▶ **Work to be completed**:
Scan the listing below. Report each line that includes "spain".

▶ **Data supplied**:
- - - -

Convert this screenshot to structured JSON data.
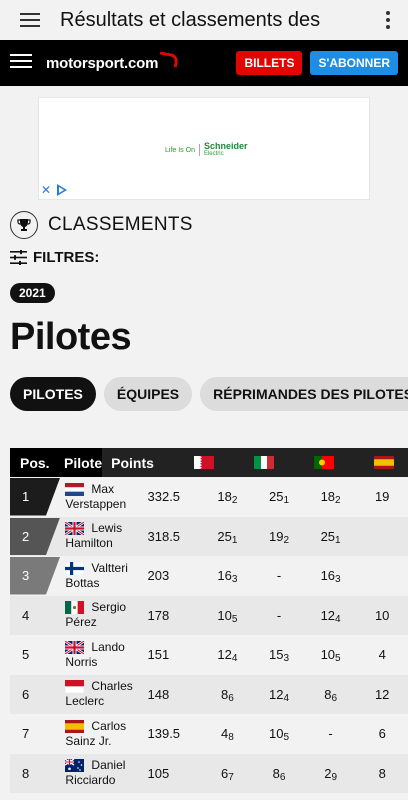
{
  "appbar": {
    "title": "Résultats et classements des"
  },
  "navbar": {
    "logo_text": "motorsport.com",
    "billets_label": "BILLETS",
    "abonner_label": "S'ABONNER"
  },
  "ad": {
    "tagline": "Life Is On",
    "brand": "Schneider",
    "brand_sub": "Electric"
  },
  "section": {
    "classements_label": "CLASSEMENTS",
    "filtres_label": "FILTRES:",
    "year": "2021",
    "page_title": "Pilotes"
  },
  "tabs": [
    {
      "label": "PILOTES",
      "active": true
    },
    {
      "label": "ÉQUIPES",
      "active": false
    },
    {
      "label": "RÉPRIMANDES DES PILOTES",
      "active": false
    }
  ],
  "table": {
    "headers": {
      "pos": "Pos.",
      "pilote": "Pilote",
      "points": "Points"
    },
    "race_flags": [
      "flag-bahrain-icon",
      "flag-italy-icon",
      "flag-portugal-icon",
      "flag-spain-icon"
    ],
    "rows": [
      {
        "pos": "1",
        "flag": "flag-netherlands-icon",
        "first": "Max",
        "last": "Verstappen",
        "points": "332.5",
        "results": [
          [
            "18",
            "2"
          ],
          [
            "25",
            "1"
          ],
          [
            "18",
            "2"
          ],
          [
            "19",
            ""
          ]
        ]
      },
      {
        "pos": "2",
        "flag": "flag-uk-icon",
        "first": "Lewis",
        "last": "Hamilton",
        "points": "318.5",
        "results": [
          [
            "25",
            "1"
          ],
          [
            "19",
            "2"
          ],
          [
            "25",
            "1"
          ],
          [
            "",
            ""
          ]
        ]
      },
      {
        "pos": "3",
        "flag": "flag-finland-icon",
        "first": "Valtteri",
        "last": "Bottas",
        "points": "203",
        "results": [
          [
            "16",
            "3"
          ],
          [
            "-",
            ""
          ],
          [
            "16",
            "3"
          ],
          [
            "",
            ""
          ]
        ]
      },
      {
        "pos": "4",
        "flag": "flag-mexico-icon",
        "first": "Sergio",
        "last": "Pérez",
        "points": "178",
        "results": [
          [
            "10",
            "5"
          ],
          [
            "-",
            ""
          ],
          [
            "12",
            "4"
          ],
          [
            "10",
            ""
          ]
        ]
      },
      {
        "pos": "5",
        "flag": "flag-uk-icon",
        "first": "Lando",
        "last": "Norris",
        "points": "151",
        "results": [
          [
            "12",
            "4"
          ],
          [
            "15",
            "3"
          ],
          [
            "10",
            "5"
          ],
          [
            "4",
            ""
          ]
        ]
      },
      {
        "pos": "6",
        "flag": "flag-monaco-icon",
        "first": "Charles",
        "last": "Leclerc",
        "points": "148",
        "results": [
          [
            "8",
            "6"
          ],
          [
            "12",
            "4"
          ],
          [
            "8",
            "6"
          ],
          [
            "12",
            ""
          ]
        ]
      },
      {
        "pos": "7",
        "flag": "flag-spain-icon",
        "first": "Carlos",
        "last": "Sainz Jr.",
        "points": "139.5",
        "results": [
          [
            "4",
            "8"
          ],
          [
            "10",
            "5"
          ],
          [
            "-",
            ""
          ],
          [
            "6",
            ""
          ]
        ]
      },
      {
        "pos": "8",
        "flag": "flag-australia-icon",
        "first": "Daniel",
        "last": "Ricciardo",
        "points": "105",
        "results": [
          [
            "6",
            "7"
          ],
          [
            "8",
            "6"
          ],
          [
            "2",
            "9"
          ],
          [
            "8",
            ""
          ]
        ]
      }
    ]
  }
}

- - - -

▶ **Answer to this problem**:
      "flag-spain-icon"
        "flag": "flag-spain-icon",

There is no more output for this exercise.